→ TASK PROMPT
Looking at the listing, state how many of its lines contain the string "January". Write only the number.
▬▬▬▬▬▬
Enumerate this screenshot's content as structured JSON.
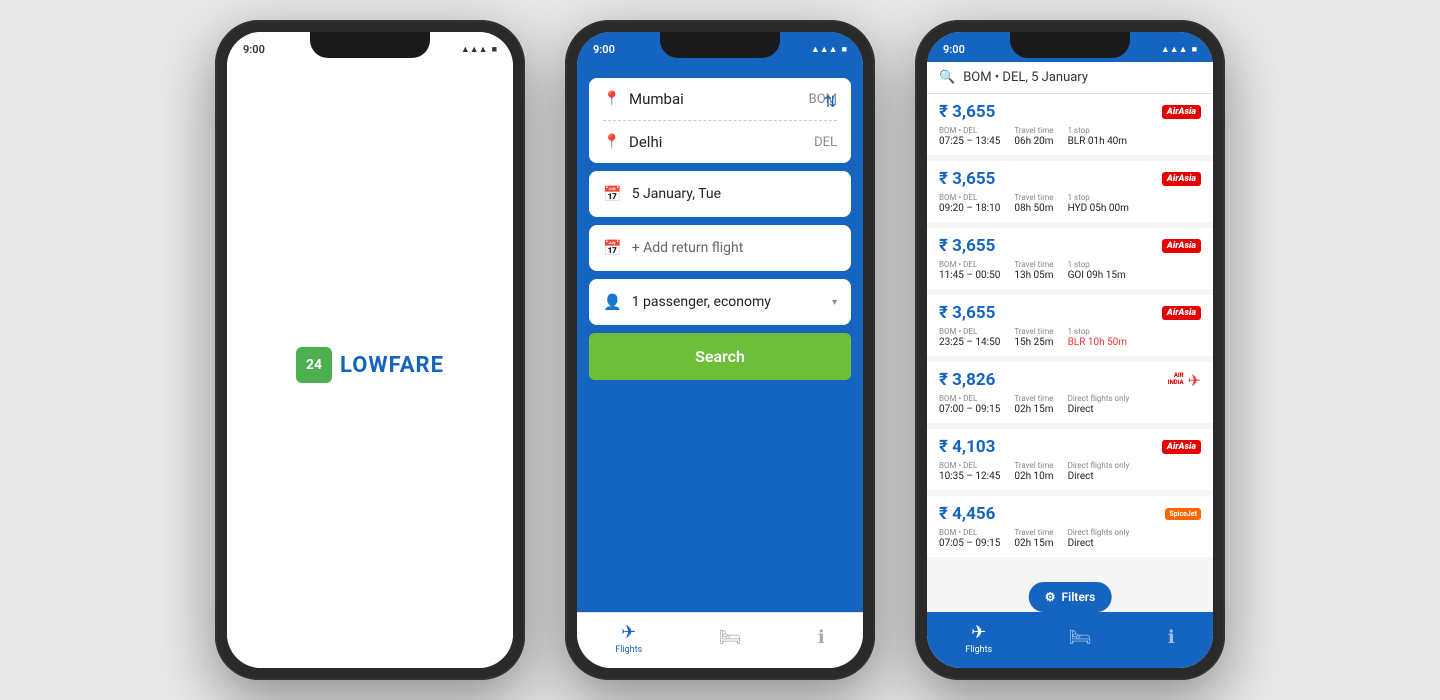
{
  "phone1": {
    "status": {
      "time": "9:00",
      "battery": "▓▓▓",
      "signal": "▲▲▲"
    },
    "logo": {
      "icon": "24",
      "text": "LOWFARE"
    }
  },
  "phone2": {
    "status": {
      "time": "9:00",
      "battery": "▓▓▓",
      "signal": "▲▲▲"
    },
    "origin": {
      "city": "Mumbai",
      "code": "BOM"
    },
    "destination": {
      "city": "Delhi",
      "code": "DEL"
    },
    "date": "5 January, Tue",
    "return": "+ Add return flight",
    "passengers": "1 passenger, economy",
    "search_btn": "Search",
    "nav": [
      {
        "label": "Flights",
        "active": true
      },
      {
        "label": "",
        "active": false
      },
      {
        "label": "",
        "active": false
      }
    ]
  },
  "phone3": {
    "status": {
      "time": "9:00",
      "battery": "▓▓▓",
      "signal": "▲▲▲"
    },
    "search_text": "BOM • DEL, 5 January",
    "flights": [
      {
        "price": "₹ 3,655",
        "airline": "airasia",
        "route": "BOM • DEL",
        "departure": "07:25 – 13:45",
        "travel_time_label": "Travel time",
        "travel_time": "06h 20m",
        "stop_label": "1 stop",
        "stop_via": "BLR 01h 40m",
        "stop_red": false
      },
      {
        "price": "₹ 3,655",
        "airline": "airasia",
        "route": "BOM • DEL",
        "departure": "09:20 – 18:10",
        "travel_time_label": "Travel time",
        "travel_time": "08h 50m",
        "stop_label": "1 stop",
        "stop_via": "HYD 05h 00m",
        "stop_red": false
      },
      {
        "price": "₹ 3,655",
        "airline": "airasia",
        "route": "BOM • DEL",
        "departure": "11:45 – 00:50",
        "travel_time_label": "Travel time",
        "travel_time": "13h 05m",
        "stop_label": "1 stop",
        "stop_via": "GOI 09h 15m",
        "stop_red": false
      },
      {
        "price": "₹ 3,655",
        "airline": "airasia",
        "route": "BOM • DEL",
        "departure": "23:25 – 14:50",
        "travel_time_label": "Travel time",
        "travel_time": "15h 25m",
        "stop_label": "1 stop",
        "stop_via": "BLR 10h 50m",
        "stop_red": true
      },
      {
        "price": "₹ 3,826",
        "airline": "airindia",
        "route": "BOM • DEL",
        "departure": "07:00 – 09:15",
        "travel_time_label": "Travel time",
        "travel_time": "02h 15m",
        "stop_label": "Direct flights only",
        "stop_via": "Direct",
        "stop_red": false
      },
      {
        "price": "₹ 4,103",
        "airline": "airasia",
        "route": "BOM • DEL",
        "departure": "10:35 – 12:45",
        "travel_time_label": "Travel time",
        "travel_time": "02h 10m",
        "stop_label": "Direct flights only",
        "stop_via": "Direct",
        "stop_red": false
      },
      {
        "price": "₹ 4,456",
        "airline": "spicejet",
        "route": "BOM • DEL",
        "departure": "07:05 – 09:15",
        "travel_time_label": "Travel time",
        "travel_time": "02h 15m",
        "stop_label": "Direct flights only",
        "stop_via": "Direct",
        "stop_red": false
      }
    ],
    "filters_btn": "Filters",
    "nav": [
      {
        "label": "Flights",
        "active": true
      },
      {
        "label": "",
        "active": false
      },
      {
        "label": "",
        "active": false
      }
    ]
  },
  "colors": {
    "blue": "#1565c0",
    "green": "#6dbf3a",
    "airasia_red": "#e60000",
    "spicejet_orange": "#ff6600"
  }
}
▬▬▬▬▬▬
→ EXERCISE OUTPUT
2